Interface dataset entries
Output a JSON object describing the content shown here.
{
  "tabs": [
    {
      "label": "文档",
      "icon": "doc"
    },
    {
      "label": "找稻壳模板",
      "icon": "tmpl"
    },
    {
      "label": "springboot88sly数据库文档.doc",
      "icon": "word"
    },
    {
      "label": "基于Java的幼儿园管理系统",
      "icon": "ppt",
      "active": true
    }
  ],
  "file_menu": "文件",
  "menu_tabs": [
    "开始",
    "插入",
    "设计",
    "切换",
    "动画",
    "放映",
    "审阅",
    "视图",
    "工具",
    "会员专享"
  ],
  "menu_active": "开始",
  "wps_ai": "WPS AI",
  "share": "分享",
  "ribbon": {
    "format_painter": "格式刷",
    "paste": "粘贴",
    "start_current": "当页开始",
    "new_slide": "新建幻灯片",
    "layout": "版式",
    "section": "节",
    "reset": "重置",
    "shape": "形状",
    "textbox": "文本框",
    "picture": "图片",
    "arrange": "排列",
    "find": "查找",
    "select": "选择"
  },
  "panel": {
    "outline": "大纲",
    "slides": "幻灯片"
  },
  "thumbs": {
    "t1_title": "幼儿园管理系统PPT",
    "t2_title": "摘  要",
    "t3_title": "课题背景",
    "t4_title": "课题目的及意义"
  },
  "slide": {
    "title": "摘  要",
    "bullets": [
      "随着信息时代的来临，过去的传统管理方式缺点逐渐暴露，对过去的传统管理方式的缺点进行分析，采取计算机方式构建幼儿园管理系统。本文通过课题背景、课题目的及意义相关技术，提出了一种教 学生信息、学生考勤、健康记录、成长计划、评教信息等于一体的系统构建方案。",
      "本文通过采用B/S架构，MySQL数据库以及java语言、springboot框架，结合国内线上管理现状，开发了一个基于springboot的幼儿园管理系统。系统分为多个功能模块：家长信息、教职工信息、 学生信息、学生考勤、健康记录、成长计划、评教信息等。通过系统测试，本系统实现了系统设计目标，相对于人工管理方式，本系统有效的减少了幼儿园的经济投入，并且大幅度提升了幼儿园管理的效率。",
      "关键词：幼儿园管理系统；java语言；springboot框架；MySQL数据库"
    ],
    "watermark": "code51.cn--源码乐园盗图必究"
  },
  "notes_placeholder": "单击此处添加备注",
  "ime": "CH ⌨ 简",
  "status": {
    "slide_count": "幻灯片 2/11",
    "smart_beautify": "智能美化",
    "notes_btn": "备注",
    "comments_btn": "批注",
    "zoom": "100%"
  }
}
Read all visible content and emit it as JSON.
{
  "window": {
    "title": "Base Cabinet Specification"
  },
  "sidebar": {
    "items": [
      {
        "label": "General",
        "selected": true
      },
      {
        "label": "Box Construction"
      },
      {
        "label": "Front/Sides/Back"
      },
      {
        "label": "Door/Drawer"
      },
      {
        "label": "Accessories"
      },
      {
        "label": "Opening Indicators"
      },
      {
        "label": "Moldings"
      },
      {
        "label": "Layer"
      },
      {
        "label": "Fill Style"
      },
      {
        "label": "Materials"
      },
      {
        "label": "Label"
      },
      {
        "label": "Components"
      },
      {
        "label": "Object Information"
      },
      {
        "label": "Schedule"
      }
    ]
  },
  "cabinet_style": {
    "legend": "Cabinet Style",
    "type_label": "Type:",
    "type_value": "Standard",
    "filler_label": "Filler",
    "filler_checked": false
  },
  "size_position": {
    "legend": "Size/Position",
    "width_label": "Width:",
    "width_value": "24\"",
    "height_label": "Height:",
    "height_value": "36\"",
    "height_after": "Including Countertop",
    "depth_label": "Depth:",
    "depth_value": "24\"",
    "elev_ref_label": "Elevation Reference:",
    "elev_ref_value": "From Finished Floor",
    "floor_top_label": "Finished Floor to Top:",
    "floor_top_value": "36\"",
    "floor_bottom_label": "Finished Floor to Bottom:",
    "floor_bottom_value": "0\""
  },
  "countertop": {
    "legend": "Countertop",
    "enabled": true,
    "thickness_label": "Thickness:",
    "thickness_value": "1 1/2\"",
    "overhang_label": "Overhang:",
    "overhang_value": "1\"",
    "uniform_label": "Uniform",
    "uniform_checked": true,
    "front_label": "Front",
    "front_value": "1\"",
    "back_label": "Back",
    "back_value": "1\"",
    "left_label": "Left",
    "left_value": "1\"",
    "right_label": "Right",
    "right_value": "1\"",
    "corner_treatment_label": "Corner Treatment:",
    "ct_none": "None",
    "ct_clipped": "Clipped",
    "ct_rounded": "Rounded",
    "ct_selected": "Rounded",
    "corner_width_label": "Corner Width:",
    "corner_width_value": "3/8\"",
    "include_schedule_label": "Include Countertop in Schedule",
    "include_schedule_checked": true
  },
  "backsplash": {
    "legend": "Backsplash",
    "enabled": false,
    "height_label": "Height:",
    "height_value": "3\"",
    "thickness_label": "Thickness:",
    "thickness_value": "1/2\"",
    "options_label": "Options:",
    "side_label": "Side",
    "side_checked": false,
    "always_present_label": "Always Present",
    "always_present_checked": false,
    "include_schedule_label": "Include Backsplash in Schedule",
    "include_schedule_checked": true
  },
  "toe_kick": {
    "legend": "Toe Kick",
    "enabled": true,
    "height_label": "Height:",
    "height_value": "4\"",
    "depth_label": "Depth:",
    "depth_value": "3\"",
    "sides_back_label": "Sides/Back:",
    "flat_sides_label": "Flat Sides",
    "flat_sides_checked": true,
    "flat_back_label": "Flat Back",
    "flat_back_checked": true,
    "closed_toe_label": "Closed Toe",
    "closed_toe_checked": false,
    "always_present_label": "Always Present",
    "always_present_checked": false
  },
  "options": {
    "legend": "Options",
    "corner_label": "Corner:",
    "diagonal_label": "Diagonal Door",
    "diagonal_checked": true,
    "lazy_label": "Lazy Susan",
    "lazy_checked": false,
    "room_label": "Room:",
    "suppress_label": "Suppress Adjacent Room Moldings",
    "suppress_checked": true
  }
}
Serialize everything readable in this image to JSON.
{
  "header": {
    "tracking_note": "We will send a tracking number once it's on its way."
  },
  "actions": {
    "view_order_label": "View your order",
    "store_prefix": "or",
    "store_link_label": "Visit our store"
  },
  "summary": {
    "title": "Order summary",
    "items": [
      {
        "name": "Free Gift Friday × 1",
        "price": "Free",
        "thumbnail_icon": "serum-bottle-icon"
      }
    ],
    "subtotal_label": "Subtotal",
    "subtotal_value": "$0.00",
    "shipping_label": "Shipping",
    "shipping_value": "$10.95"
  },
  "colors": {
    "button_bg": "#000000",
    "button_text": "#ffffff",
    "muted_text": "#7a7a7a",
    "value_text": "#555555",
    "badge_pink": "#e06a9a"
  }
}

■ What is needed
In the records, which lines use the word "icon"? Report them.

■ Task answer
      "icon": "doc"
      "icon": "tmpl"
      "icon": "word"
      "icon": "ppt",
        "thumbnail_icon": "serum-bottle-icon"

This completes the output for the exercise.